Seven Grams Revisited
By rolfk on Jan 16, 2009
After the "7 gram story" not only did hit Techcrunch, but also my favourite german-language news site, let's revisit my original calculation:
In 2005, Prof. Paul A. Strassmann George Mason University, held a presentation “Google - A Model for the Systems Architecture of the Future”, pdf here. Slide 11 says that in those days, 31654 2-socket x86 servers worked in parallel to serve 40 million searches a day.
So how much energy does a 2-socket x86 server at Google consume? Google engineer Luiz André Barroso gave an answer in his 2007 paper "Power Provisioning for a Warehouse-sized Computer". They measured 143 Watts.
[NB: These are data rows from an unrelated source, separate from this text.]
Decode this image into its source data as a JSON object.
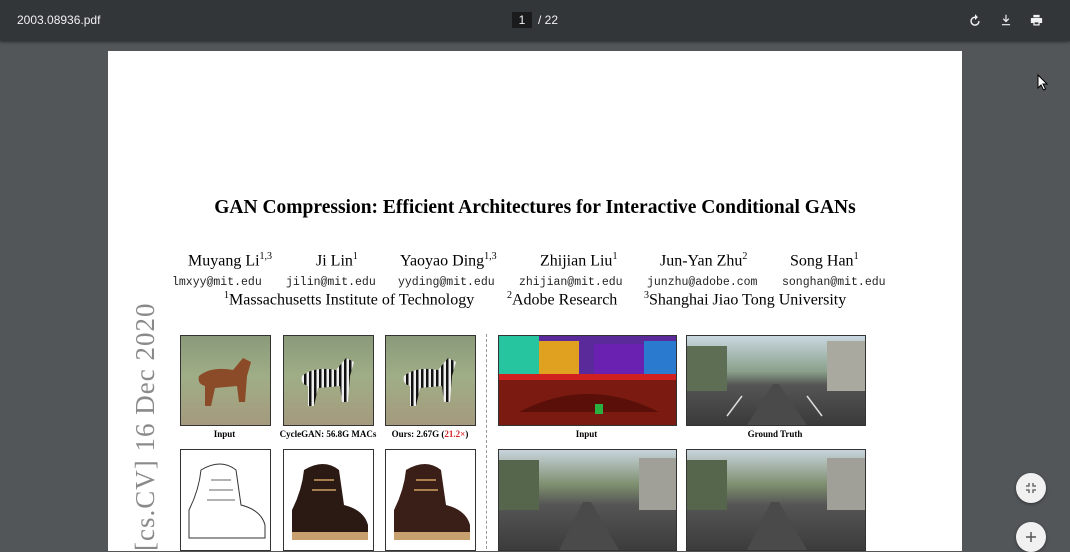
{
  "toolbar": {
    "filename": "2003.08936.pdf",
    "current_page": "1",
    "page_total": "/ 22",
    "rotate_icon": "rotate-icon",
    "download_icon": "download-icon",
    "print_icon": "print-icon"
  },
  "paper": {
    "title": "GAN Compression: Efficient Architectures for Interactive Conditional GANs",
    "authors": [
      {
        "name": "Muyang Li",
        "sup": "1,3",
        "email": "lmxyy@mit.edu"
      },
      {
        "name": "Ji Lin",
        "sup": "1",
        "email": "jilin@mit.edu"
      },
      {
        "name": "Yaoyao Ding",
        "sup": "1,3",
        "email": "yyding@mit.edu"
      },
      {
        "name": "Zhijian Liu",
        "sup": "1",
        "email": "zhijian@mit.edu"
      },
      {
        "name": "Jun-Yan Zhu",
        "sup": "2",
        "email": "junzhu@adobe.com"
      },
      {
        "name": "Song Han",
        "sup": "1",
        "email": "songhan@mit.edu"
      }
    ],
    "affiliations": [
      {
        "sup": "1",
        "name": "Massachusetts Institute of Technology"
      },
      {
        "sup": "2",
        "name": "Adobe Research"
      },
      {
        "sup": "3",
        "name": "Shanghai Jiao Tong University"
      }
    ],
    "arxiv_stamp": "[cs.CV]  16 Dec 2020",
    "captions": {
      "input1": "Input",
      "cyclegan": "CycleGAN: 56.8G MACs",
      "ours_prefix": "Ours: 2.67G (",
      "ours_speedup": "21.2×",
      "ours_suffix": ")",
      "input2": "Input",
      "ground_truth": "Ground Truth"
    },
    "colors": {
      "speedup": "#d62728"
    }
  },
  "side_buttons": {
    "fit_icon": "fit-page-icon",
    "zoom_in_icon": "zoom-in-icon"
  }
}
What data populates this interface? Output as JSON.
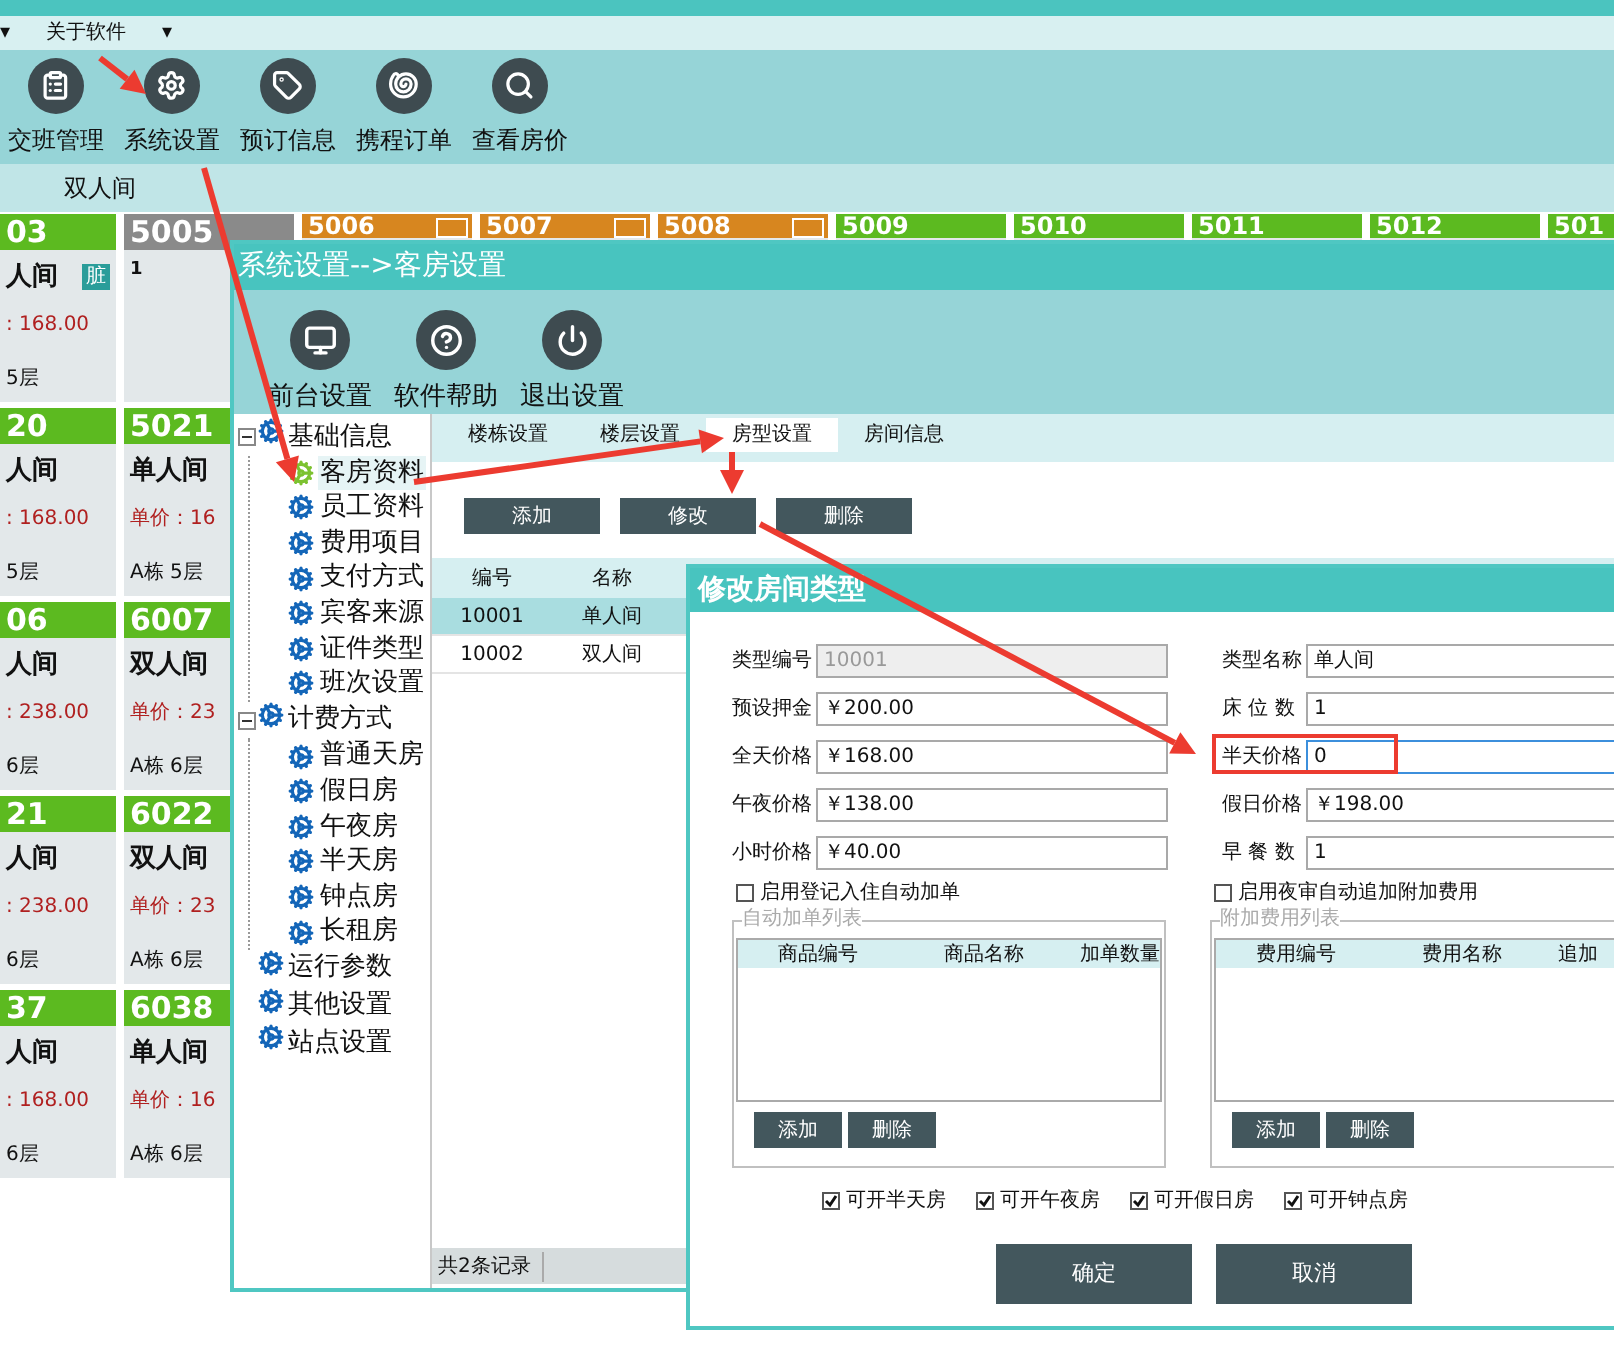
{
  "menu_bar": [
    "▾",
    "关于软件",
    "▾"
  ],
  "toolbar": [
    {
      "label": "交班管理",
      "kind": "shift"
    },
    {
      "label": "系统设置",
      "kind": "settings"
    },
    {
      "label": "预订信息",
      "kind": "booking"
    },
    {
      "label": "携程订单",
      "kind": "ctrip"
    },
    {
      "label": "查看房价",
      "kind": "price"
    }
  ],
  "filter_label": "双人间",
  "room_rows": [
    {
      "cards": [
        {
          "number": "03",
          "color": "#5cba20",
          "flag": false,
          "room_type": "人间",
          "badge": "脏",
          "price": ": 168.00",
          "floor": "5层"
        },
        {
          "number": "5005",
          "color": "#8a8a8a",
          "flag": false,
          "note": "1"
        },
        {
          "number": "5006",
          "color": "#d7861f",
          "flag": true
        },
        {
          "number": "5007",
          "color": "#d7861f",
          "flag": true
        },
        {
          "number": "5008",
          "color": "#d7861f",
          "flag": true
        },
        {
          "number": "5009",
          "color": "#5cba20",
          "flag": false
        },
        {
          "number": "5010",
          "color": "#5cba20",
          "flag": false
        },
        {
          "number": "5011",
          "color": "#5cba20",
          "flag": false
        },
        {
          "number": "5012",
          "color": "#5cba20",
          "flag": false
        },
        {
          "number": "501",
          "color": "#5cba20",
          "flag": false
        }
      ]
    },
    {
      "cards": [
        {
          "number": "20",
          "color": "#5cba20",
          "flag": false,
          "room_type": "人间",
          "price": ": 168.00",
          "floor": "5层"
        },
        {
          "number": "5021",
          "color": "#5cba20",
          "flag": false,
          "room_type": "单人间",
          "price": "单价：16",
          "floor": "A栋 5层"
        }
      ]
    },
    {
      "cards": [
        {
          "number": "06",
          "color": "#5cba20",
          "flag": false,
          "room_type": "人间",
          "price": ": 238.00",
          "floor": "6层"
        },
        {
          "number": "6007",
          "color": "#5cba20",
          "flag": false,
          "room_type": "双人间",
          "price": "单价：23",
          "floor": "A栋 6层"
        }
      ]
    },
    {
      "cards": [
        {
          "number": "21",
          "color": "#5cba20",
          "flag": false,
          "room_type": "人间",
          "price": ": 238.00",
          "floor": "6层"
        },
        {
          "number": "6022",
          "color": "#5cba20",
          "flag": false,
          "room_type": "双人间",
          "price": "单价：23",
          "floor": "A栋 6层"
        }
      ]
    },
    {
      "cards": [
        {
          "number": "37",
          "color": "#5cba20",
          "flag": false,
          "room_type": "人间",
          "price": ": 168.00",
          "floor": "6层"
        },
        {
          "number": "6038",
          "color": "#5cba20",
          "flag": false,
          "room_type": "单人间",
          "price": "单价：16",
          "floor": "A栋 6层"
        }
      ]
    }
  ],
  "settings_window": {
    "title": "系统设置-->客房设置",
    "toolbar": [
      {
        "label": "前台设置",
        "kind": "monitor"
      },
      {
        "label": "软件帮助",
        "kind": "help"
      },
      {
        "label": "退出设置",
        "kind": "power"
      }
    ],
    "tree": [
      {
        "label": "基础信息",
        "expanded": true,
        "selected": false,
        "children": [
          {
            "label": "客房资料",
            "selected": true
          },
          {
            "label": "员工资料",
            "selected": false
          },
          {
            "label": "费用项目",
            "selected": false
          },
          {
            "label": "支付方式",
            "selected": false
          },
          {
            "label": "宾客来源",
            "selected": false
          },
          {
            "label": "证件类型",
            "selected": false
          },
          {
            "label": "班次设置",
            "selected": false
          }
        ]
      },
      {
        "label": "计费方式",
        "expanded": true,
        "selected": false,
        "children": [
          {
            "label": "普通天房",
            "selected": false
          },
          {
            "label": "假日房",
            "selected": false
          },
          {
            "label": "午夜房",
            "selected": false
          },
          {
            "label": "半天房",
            "selected": false
          },
          {
            "label": "钟点房",
            "selected": false
          },
          {
            "label": "长租房",
            "selected": false
          }
        ]
      },
      {
        "label": "运行参数",
        "expanded": false,
        "selected": false
      },
      {
        "label": "其他设置",
        "expanded": false,
        "selected": false
      },
      {
        "label": "站点设置",
        "expanded": false,
        "selected": false
      }
    ],
    "tabs": [
      {
        "label": "楼栋设置",
        "selected": false
      },
      {
        "label": "楼层设置",
        "selected": false
      },
      {
        "label": "房型设置",
        "selected": true
      },
      {
        "label": "房间信息",
        "selected": false
      }
    ],
    "buttons": [
      "添加",
      "修改",
      "删除"
    ],
    "table": {
      "columns": [
        "编号",
        "名称"
      ],
      "rows": [
        {
          "cells": [
            "10001",
            "单人间"
          ],
          "selected": true
        },
        {
          "cells": [
            "10002",
            "双人间"
          ],
          "selected": false
        }
      ]
    },
    "status": "共2条记录"
  },
  "dialog": {
    "title": "修改房间类型",
    "fields_left": [
      {
        "label": "类型编号",
        "value": "10001",
        "disabled": true,
        "focused": false
      },
      {
        "label": "预设押金",
        "value": "￥200.00",
        "disabled": false,
        "focused": false
      },
      {
        "label": "全天价格",
        "value": "￥168.00",
        "disabled": false,
        "focused": false
      },
      {
        "label": "午夜价格",
        "value": "￥138.00",
        "disabled": false,
        "focused": false
      },
      {
        "label": "小时价格",
        "value": "￥40.00",
        "disabled": false,
        "focused": false
      }
    ],
    "fields_right": [
      {
        "label": "类型名称",
        "value": "单人间",
        "disabled": false,
        "focused": false
      },
      {
        "label": "床 位 数",
        "value": "1",
        "disabled": false,
        "focused": false
      },
      {
        "label": "半天价格",
        "value": "0",
        "disabled": false,
        "focused": true
      },
      {
        "label": "假日价格",
        "value": "￥198.00",
        "disabled": false,
        "focused": false
      },
      {
        "label": "早 餐 数",
        "value": "1",
        "disabled": false,
        "focused": false
      }
    ],
    "groups": [
      {
        "checkbox": {
          "label": "启用登记入住自动加单",
          "checked": false
        },
        "title": "自动加单列表",
        "columns": [
          "商品编号",
          "商品名称",
          "加单数量"
        ],
        "buttons": [
          "添加",
          "删除"
        ]
      },
      {
        "checkbox": {
          "label": "启用夜审自动追加附加费用",
          "checked": false
        },
        "title": "附加费用列表",
        "columns": [
          "费用编号",
          "费用名称",
          "追加"
        ],
        "buttons": [
          "添加",
          "删除"
        ]
      }
    ],
    "options": [
      {
        "label": "可开半天房",
        "checked": true
      },
      {
        "label": "可开午夜房",
        "checked": true
      },
      {
        "label": "可开假日房",
        "checked": true
      },
      {
        "label": "可开钟点房",
        "checked": true
      }
    ],
    "actions": [
      "确定",
      "取消"
    ]
  }
}
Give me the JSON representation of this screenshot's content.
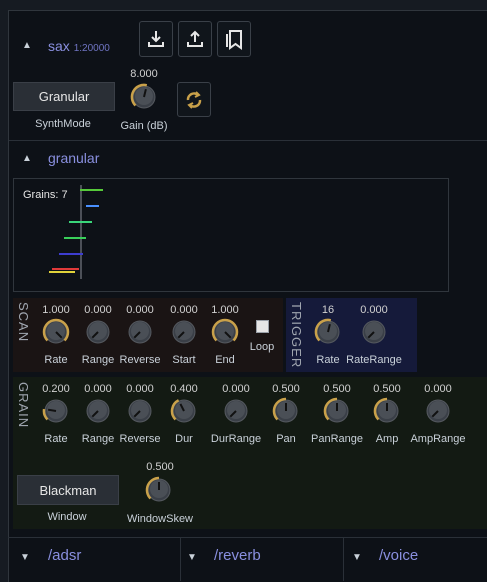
{
  "section_sax": {
    "title": "sax",
    "subtitle": "1:20000"
  },
  "toolbar": {
    "download_icon": "download-icon",
    "upload_icon": "upload-icon",
    "presets_icon": "bookmarks-icon"
  },
  "synthmode": {
    "button": "Granular",
    "label": "SynthMode"
  },
  "gain": {
    "value": "8.000",
    "label": "Gain (dB)",
    "level": 0.55
  },
  "refresh_icon": "refresh-icon",
  "section_granular": {
    "title": "granular"
  },
  "grains_display": {
    "label": "Grains: 7"
  },
  "scan": {
    "title": "SCAN",
    "knobs": [
      {
        "label": "Rate",
        "value": "1.000"
      },
      {
        "label": "Range",
        "value": "0.000"
      },
      {
        "label": "Reverse",
        "value": "0.000"
      },
      {
        "label": "Start",
        "value": "0.000"
      },
      {
        "label": "End",
        "value": "1.000"
      }
    ],
    "loop_label": "Loop"
  },
  "trigger": {
    "title": "TRIGGER",
    "knobs": [
      {
        "label": "Rate",
        "value": "16"
      },
      {
        "label": "RateRange",
        "value": "0.000"
      }
    ]
  },
  "grain": {
    "title": "GRAIN",
    "knobs": [
      {
        "label": "Rate",
        "value": "0.200"
      },
      {
        "label": "Range",
        "value": "0.000"
      },
      {
        "label": "Reverse",
        "value": "0.000"
      },
      {
        "label": "Dur",
        "value": "0.400"
      },
      {
        "label": "DurRange",
        "value": "0.000"
      },
      {
        "label": "Pan",
        "value": "0.500"
      },
      {
        "label": "PanRange",
        "value": "0.500"
      },
      {
        "label": "Amp",
        "value": "0.500"
      },
      {
        "label": "AmpRange",
        "value": "0.000"
      }
    ]
  },
  "window": {
    "button": "Blackman",
    "label": "Window"
  },
  "windowskew": {
    "value": "0.500",
    "label": "WindowSkew"
  },
  "collapsed_sections": [
    {
      "title": "/adsr"
    },
    {
      "title": "/reverb"
    },
    {
      "title": "/voice"
    }
  ],
  "colors": {
    "accent": "#8a90e0",
    "knob_arc": "#c9a14a",
    "scan_bg": "#1a1414",
    "trigger_bg": "#151a3a",
    "grain_bg": "#131a13"
  }
}
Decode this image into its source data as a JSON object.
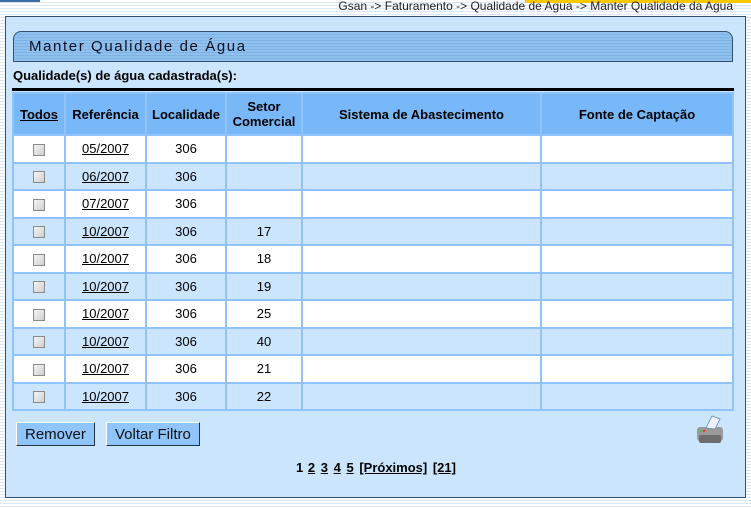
{
  "breadcrumb": "Gsan -> Faturamento -> Qualidade de Agua -> Manter Qualidade da Agua",
  "title": "Manter Qualidade de Água",
  "subtitle": "Qualidade(s) de água cadastrada(s):",
  "columns": [
    "Todos",
    "Referência",
    "Localidade",
    "Setor Comercial",
    "Sistema de Abastecimento",
    "Fonte de Captação"
  ],
  "rows": [
    {
      "ref": "05/2007",
      "loc": "306",
      "setor": "",
      "sistema": "",
      "fonte": ""
    },
    {
      "ref": "06/2007",
      "loc": "306",
      "setor": "",
      "sistema": "",
      "fonte": ""
    },
    {
      "ref": "07/2007",
      "loc": "306",
      "setor": "",
      "sistema": "",
      "fonte": ""
    },
    {
      "ref": "10/2007",
      "loc": "306",
      "setor": "17",
      "sistema": "",
      "fonte": ""
    },
    {
      "ref": "10/2007",
      "loc": "306",
      "setor": "18",
      "sistema": "",
      "fonte": ""
    },
    {
      "ref": "10/2007",
      "loc": "306",
      "setor": "19",
      "sistema": "",
      "fonte": ""
    },
    {
      "ref": "10/2007",
      "loc": "306",
      "setor": "25",
      "sistema": "",
      "fonte": ""
    },
    {
      "ref": "10/2007",
      "loc": "306",
      "setor": "40",
      "sistema": "",
      "fonte": ""
    },
    {
      "ref": "10/2007",
      "loc": "306",
      "setor": "21",
      "sistema": "",
      "fonte": ""
    },
    {
      "ref": "10/2007",
      "loc": "306",
      "setor": "22",
      "sistema": "",
      "fonte": ""
    }
  ],
  "buttons": {
    "remover": "Remover",
    "voltar": "Voltar Filtro"
  },
  "pager": {
    "current": "1",
    "pages": [
      "2",
      "3",
      "4",
      "5"
    ],
    "next": "[Próximos]",
    "last": "[21]"
  },
  "icons": {
    "print": "printer-icon"
  }
}
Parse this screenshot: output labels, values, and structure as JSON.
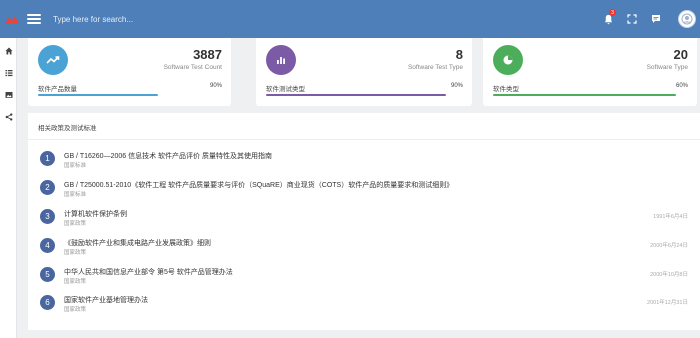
{
  "header": {
    "search_placeholder": "Type here for search...",
    "notification_count": "3"
  },
  "sidebar": {
    "items": [
      {
        "icon": "home-icon"
      },
      {
        "icon": "list-icon"
      },
      {
        "icon": "image-icon"
      },
      {
        "icon": "share-icon"
      }
    ]
  },
  "stats": [
    {
      "value": "3887",
      "subtitle": "Software Test Count",
      "label": "软件产品数量",
      "percent": "90%",
      "progress": 0.9,
      "color": "#4aa3d4",
      "icon": "trend-up-icon"
    },
    {
      "value": "8",
      "subtitle": "Software Test Type",
      "label": "软件测试类型",
      "percent": "90%",
      "progress": 0.9,
      "color": "#7b5aa6",
      "icon": "bar-chart-icon"
    },
    {
      "value": "20",
      "subtitle": "Software Type",
      "label": "软件类型",
      "percent": "60%",
      "progress": 0.6,
      "color": "#4cae5a",
      "icon": "pie-chart-icon"
    }
  ],
  "panel": {
    "title": "相关政策及测试标准",
    "items": [
      {
        "num": "1",
        "title": "GB / T16260—2006 信息技术 软件产品评价 质量特性及其使用指南",
        "category": "国家标准",
        "date": ""
      },
      {
        "num": "2",
        "title": "GB / T25000.51-2010《软件工程 软件产品质量要求与评价（SQuaRE）商业现货（COTS）软件产品的质量要求和测试细则》",
        "category": "国家标准",
        "date": ""
      },
      {
        "num": "3",
        "title": "计算机软件保护条例",
        "category": "国家政策",
        "date": "1991年6月4日"
      },
      {
        "num": "4",
        "title": "《鼓励软件产业和集成电路产业发展政策》细则",
        "category": "国家政策",
        "date": "2000年6月24日"
      },
      {
        "num": "5",
        "title": "中华人民共和国信息产业部令 第5号 软件产品管理办法",
        "category": "国家政策",
        "date": "2000年10月8日"
      },
      {
        "num": "6",
        "title": "国家软件产业基地管理办法",
        "category": "国家政策",
        "date": "2001年12月31日"
      }
    ]
  }
}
These 143 Watts have to be multiplied with a power factor. In 2007 I used a factor of 2 (the industry standard, meaning: "For every Watt fed into the computer you feed another Watt in Cooling etc.). In 2008 Google reported a PUE factor of 1.21. With this, every server actually draws 173 watts for power and cooling combined.
So 31654 servers times 173 watts times 24 hours gives us 131427 KWh energy a day. Divided by 40mln searches, that's 3.3 Wh or 2 grams CO2 per search, using 600 grams of CO2 for every KWh generated with the german energy mix of nuclear, carbon-based and renewable sources
In 2005, a dual socket x86 server meant two cores. Today we have eight cores and roughly four times the throughput per watt, bringing us down to 0.8 Wh or 0.5 grams CO2 per search
So the difference between the "7 grams" from 2007 and this calculation today is caused by: Quad Core CPUs, lower measured power draw of the servers, PUE of 1.21, carbon factor calculated with energy mix instead of coal only. Net result: A factor of 12
And the real number Google disclosed this week is even lower: 0.3Wh or 0.2 grams CO2
That is really not much: If you start a search every 30 seconds on a typical Laptop (30 Watts), your client uses more energy triggering than Google executing the search.